Online Learning

Using Flipgrid for Class Discussions: Tips and Precautions

by Nathan Loewen, A&S Faculty Technology Liaison Melissa Green recently hosted a Blackboard RoundTable where she remarked that Flipgrid is now among the UA-licensed platforms. Anyone can use their UA email (username@ua.edu or username@crimson.ua.edu) on the Flipgrid Sign Up page to “Sign up with Microsoft.” My colleague Jennifer Roth-Burnette suggested I contact members of the

Preparing Today’s Students for Tomorrow’s Workforce: An Adobe Creative Campus Collaboration Recap

by Nathan Loewen, Department of Religious Studies Meagan Bennett and Nathan Loewen presented remotely to the Adobe Creative Campus Collaboration event. They discussed some aspects of how UA approaches the extraordinary conditions of 2020-2021. If you scroll down a few paragraphs, you will see what Sebastian Distefano took away from our presentation, he wrote, “Knowing

Creating Learning Communities with WordPress, Slack, and Adobe Creative Cloud

Presented by Nathan Loewen at the 2021 Adobe for Education’s Creative Campus Collaboration on April 14, 2021. Two Perspectives I wish to talk about specific methods I and my colleagues adopted for pre-, inter and post-pandemic teaching.* I come at this with two perspectives: Teaching – As a freshly-tenured professor of religious studies at a

Using Discord + GitHub to Organize Small Group Active Learning

by Nathan Loewen, Faculty Technology Liaison & Department of Religious Studies Based on an interview and materials shared by Dr. Traci M. Nathans-Kelly, College of Engineering at Cornell University I recently spoke to Dr. Traci Nathans-Kelly, who is a partner teacher for Games Design courses at Cornell University, where they have used Discord for Spring 2020

Discord App Adds Options for Remote Learning & Teamwork
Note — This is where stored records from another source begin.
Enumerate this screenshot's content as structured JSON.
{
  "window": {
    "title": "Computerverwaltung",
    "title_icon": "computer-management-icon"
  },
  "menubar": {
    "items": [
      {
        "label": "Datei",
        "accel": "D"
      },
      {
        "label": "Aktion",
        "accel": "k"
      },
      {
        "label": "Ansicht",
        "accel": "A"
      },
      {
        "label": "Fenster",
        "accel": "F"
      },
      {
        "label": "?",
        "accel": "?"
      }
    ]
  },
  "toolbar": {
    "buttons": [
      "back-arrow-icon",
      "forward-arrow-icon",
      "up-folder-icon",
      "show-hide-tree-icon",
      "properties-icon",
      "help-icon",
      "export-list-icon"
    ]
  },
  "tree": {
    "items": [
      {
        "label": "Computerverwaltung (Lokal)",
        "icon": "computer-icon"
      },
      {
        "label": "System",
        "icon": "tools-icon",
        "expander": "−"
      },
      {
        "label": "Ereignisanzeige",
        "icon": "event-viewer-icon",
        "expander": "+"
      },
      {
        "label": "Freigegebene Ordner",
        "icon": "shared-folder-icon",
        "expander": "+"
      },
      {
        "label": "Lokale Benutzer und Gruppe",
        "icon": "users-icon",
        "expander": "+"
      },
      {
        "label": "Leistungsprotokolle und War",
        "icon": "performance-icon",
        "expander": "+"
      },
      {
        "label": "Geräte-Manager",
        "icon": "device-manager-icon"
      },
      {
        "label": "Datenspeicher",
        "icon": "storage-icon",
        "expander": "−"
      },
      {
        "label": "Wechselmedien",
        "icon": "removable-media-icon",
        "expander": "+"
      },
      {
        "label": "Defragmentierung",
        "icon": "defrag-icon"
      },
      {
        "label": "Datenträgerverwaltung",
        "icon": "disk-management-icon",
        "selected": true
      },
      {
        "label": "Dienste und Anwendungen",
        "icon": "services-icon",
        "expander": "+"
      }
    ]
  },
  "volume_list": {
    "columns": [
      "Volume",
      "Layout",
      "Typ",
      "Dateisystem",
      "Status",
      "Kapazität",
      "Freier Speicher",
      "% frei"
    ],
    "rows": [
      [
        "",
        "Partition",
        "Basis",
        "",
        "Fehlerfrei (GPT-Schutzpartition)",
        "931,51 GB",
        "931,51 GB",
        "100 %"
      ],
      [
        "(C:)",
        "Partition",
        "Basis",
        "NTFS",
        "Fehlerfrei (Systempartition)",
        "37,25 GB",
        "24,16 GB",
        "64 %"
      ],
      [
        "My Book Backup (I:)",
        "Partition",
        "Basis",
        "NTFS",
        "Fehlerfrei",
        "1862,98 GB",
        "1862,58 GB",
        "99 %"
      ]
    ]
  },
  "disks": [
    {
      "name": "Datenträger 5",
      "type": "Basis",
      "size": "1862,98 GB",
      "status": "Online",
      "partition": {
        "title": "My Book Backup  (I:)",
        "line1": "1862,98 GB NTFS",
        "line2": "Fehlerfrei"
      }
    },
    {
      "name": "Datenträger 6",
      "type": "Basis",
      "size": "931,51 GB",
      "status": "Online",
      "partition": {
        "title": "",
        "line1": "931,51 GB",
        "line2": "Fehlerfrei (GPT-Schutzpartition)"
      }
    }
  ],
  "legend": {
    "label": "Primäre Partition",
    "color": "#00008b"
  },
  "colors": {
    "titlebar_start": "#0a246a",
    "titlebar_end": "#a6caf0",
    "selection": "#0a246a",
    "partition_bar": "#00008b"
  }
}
by Nathan Loewen, Faculty Technology Liaison & Department of Religious Studies Someone responded to the survey for Last Week’s Teaching in 2020 with a comment about the Discord app. It turns out plenty of people use Discord for teaching and learning (Several teachers in France and Quebec are adopting Discord). Here are the experiences of

16 Community-Building Ice-Breakers for Zoom

by Nathan Loewen, Department of Religious Studies Among the many objectives for the first day of class, for some teachers, is to create a sense of community. Many of the strategies used face-to-face may be adapted to the online environment. Here are some ice-breakers that have worked in the past. They may be adapted to

Three Ways to Construct Supportive Online Courses

by Jaimie Choi, Department of Psychology As COVID-19 swept the country, many of us have transitioned to virtual teaching, using diverse platforms that deliver online lectures. Unfortunately, despite the convenience of being able to lead a lecture in our pajama pants, there are many studies that cast light on the psychological pitfall that follows being

Social Reading Supports Student Success (e.g., Hypothesis)

by Nathan Loewen, Department of Religious Studies Maintaining engagement and a sense of community is valuable no matter how strange and extenuated the conditions for teaching and learning. 24 UA courses used the new Hypothesis tool in Blackboard (found in your “build content” menu). Hypothesis allows teachers and learners to add a layer of commentary

Using Gradescope to Give Detailed Feedback on Assignments

by Nathan Loewen, Department of Religious Studies/eTech Did you notice the “Gradescope” option under the “Build Content” option in your Blackboard courses in Fall 2020? Perhaps you also noticed the Gradescope resources posted by the Center for Instructional Technology? Thanks to the support of the College of Arts and Sciences, the College of Engineering, and

Messaging with Slack Improves Class Communication

by Lauren Horn Griffin, Department of Religious Studies I’ve been using Slack, a communication and collaboration tool, with the students in my Fall 2020 course REL310, “REL Goes to the Movies.” The app has given me more insight into student understanding and progress (those formative moments) than the live discussions where only some participate. Due